The role of a facility manager: then vs. now

In our previous series installment, we explored the vast contrasts between facility management and facility maintenance. The chasm has grown significantly over the past few decades. And, over the next several years, I believe it will grow at even a greater rate. Why?
Because these facilities’ levels of complexity require a certain level of expertise and proactive thinking. Additionally, houses of worship are being more intentional with the care and life cycle management of their facilities.


Finance & lending trends: time to expand to new location(s)?

As unemployment has declined and consumer confidence has grown, it appears that the post-meltdown reluctance to solicit donors for capital pledges for religious institution expansion is abating.

This is giving way to pent-up demand for worship space.


Launch strong: 5 key strategies

A record number of new churches are launching across North America. Most will initially choose to meet in a rented facility — often a school, movie theater or community center.



A few months ago, I was having a dialogue with Rich Birch of Liquid Church (and unSeminary) about one of his blogs: Is “Multisite Church” the Last Good Idea?

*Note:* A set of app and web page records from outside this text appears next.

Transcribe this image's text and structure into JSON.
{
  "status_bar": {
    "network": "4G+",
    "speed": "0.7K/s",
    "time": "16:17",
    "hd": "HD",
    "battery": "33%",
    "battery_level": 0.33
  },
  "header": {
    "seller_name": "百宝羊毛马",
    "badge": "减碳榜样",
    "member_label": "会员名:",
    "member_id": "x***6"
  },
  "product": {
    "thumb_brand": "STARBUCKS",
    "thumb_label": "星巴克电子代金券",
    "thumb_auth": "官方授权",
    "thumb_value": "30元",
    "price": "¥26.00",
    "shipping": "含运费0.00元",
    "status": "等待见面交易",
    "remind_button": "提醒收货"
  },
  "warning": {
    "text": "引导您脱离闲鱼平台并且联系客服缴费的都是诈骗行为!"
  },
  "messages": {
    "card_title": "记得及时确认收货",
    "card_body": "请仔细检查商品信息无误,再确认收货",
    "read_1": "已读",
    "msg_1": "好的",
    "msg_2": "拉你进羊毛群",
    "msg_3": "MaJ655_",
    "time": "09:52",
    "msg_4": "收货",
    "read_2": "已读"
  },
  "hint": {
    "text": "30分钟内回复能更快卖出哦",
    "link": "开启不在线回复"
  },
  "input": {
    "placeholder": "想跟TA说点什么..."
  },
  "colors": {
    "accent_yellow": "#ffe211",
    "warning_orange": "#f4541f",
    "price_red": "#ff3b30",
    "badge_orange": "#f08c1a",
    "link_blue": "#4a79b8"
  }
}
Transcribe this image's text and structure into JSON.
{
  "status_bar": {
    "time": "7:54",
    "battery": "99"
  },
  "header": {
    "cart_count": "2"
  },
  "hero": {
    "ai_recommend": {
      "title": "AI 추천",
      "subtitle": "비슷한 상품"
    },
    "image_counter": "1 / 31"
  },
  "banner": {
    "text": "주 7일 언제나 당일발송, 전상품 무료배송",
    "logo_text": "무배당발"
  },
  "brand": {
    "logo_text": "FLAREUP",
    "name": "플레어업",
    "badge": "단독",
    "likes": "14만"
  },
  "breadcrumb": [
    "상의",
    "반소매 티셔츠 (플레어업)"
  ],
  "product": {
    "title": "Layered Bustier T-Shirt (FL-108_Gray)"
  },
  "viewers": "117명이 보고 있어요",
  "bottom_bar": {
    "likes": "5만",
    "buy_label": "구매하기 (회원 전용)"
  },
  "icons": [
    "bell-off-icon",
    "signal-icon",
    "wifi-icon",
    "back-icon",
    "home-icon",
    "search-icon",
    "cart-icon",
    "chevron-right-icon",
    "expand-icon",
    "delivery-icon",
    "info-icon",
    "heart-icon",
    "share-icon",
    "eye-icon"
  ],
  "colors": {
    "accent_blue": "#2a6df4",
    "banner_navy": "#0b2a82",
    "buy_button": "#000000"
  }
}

Rich asked me to add some commentary to his post, as we have shared in collaborating on other subject matter related to multisite church, including Birch’s contribution to Church Locality. The premise of the blog was whether or not multisite was the last good idea for church growth and multiplication, which spawned a lot of good conversations.

My comment to the blog supported multisite as a great tool for church multiplication, but I had a slightly different take. Here was my response.


How to buy the right transportation for your unique church


Today’s growing churches are seven-day-a-week operations. The ability to transport worshippers to services on Sunday is just one need; churches are also hosting children, youth and seniors well beyond Sunday. So, your transportation needs are clear — and immediate.


Using technology to tame the volunteer schedule headache

Perhaps no other part of church is as important or as complicated as managing volunteers.

Visitors coming to the church are greeted by volunteers — those first few impressionable moments are left to volunteers. The same is true for the nursery, our children’s ministries, guardian angels patrolling the parking lot, and especially the lay leaders that lead out bible studies, Sunday school classes and children’s programs.

These critical roles in the church are bounded by a number of important concerns: Who has volunteered? Are they gifted in that way as a volunteer? (Just because you want to be a teacher, doesn’t make you a great teacher.) Have we checked their background — especially in regards to children’s ministry? Are we using them? How often do they serve? Are they burning out? What are their preferences in serving? Do they like to serve with their families? What rotation works best for them?

As a leader of volunteers, your concerns are more aggregated: How are my volunteers performing, and do they enjoy their roles? (Because if they don’t, they won’t volunteer much longer.) Do they have feedback that can make the position better, more efficient and more fulfilling?


An introduction to church facility stewardship


I’m a firm believer that everything on earth belongs to God. Our money. Our houses. Our cars. The word of God. Our families. The people we encounter — and the facilities in which we worship. God has entrusted us with the stewarding of all these items.

For me, stewardship is less about what we give and more about taking care of what we have been given — of all that’s entrusted to us.

So, how do we define “entrusted”?


How to avoid “the money pit” when purchasing a church facility


A litany of items must be explored and navigated by any church looking to acquire another facility. Be careful to not get too excited about the “deal” that you do not perform adequate due diligence. The time, energy and/or money invested will be worth every dime and minute.


Engaging sanctuaries: 3 design “musts”


Depending on the culture and style of your congregation, your sanctuary might look more traditional or more modern — there are many ways to express the beauty of Christian worship. Despite these differences, however, there are some common design elements that are useful in creating an engaging sanctuary, no matter what your worship style might be.


Worship takes shape: examining traditional sanctuary design


As Part 2 of this “Designing Worship Areas” series begins, let’s reiterate a primary concept from
Part 1: Every church is different. Having restated that precept, let’s now look at the traditional worship space and the elements through which it contributes to a person’s worship experience.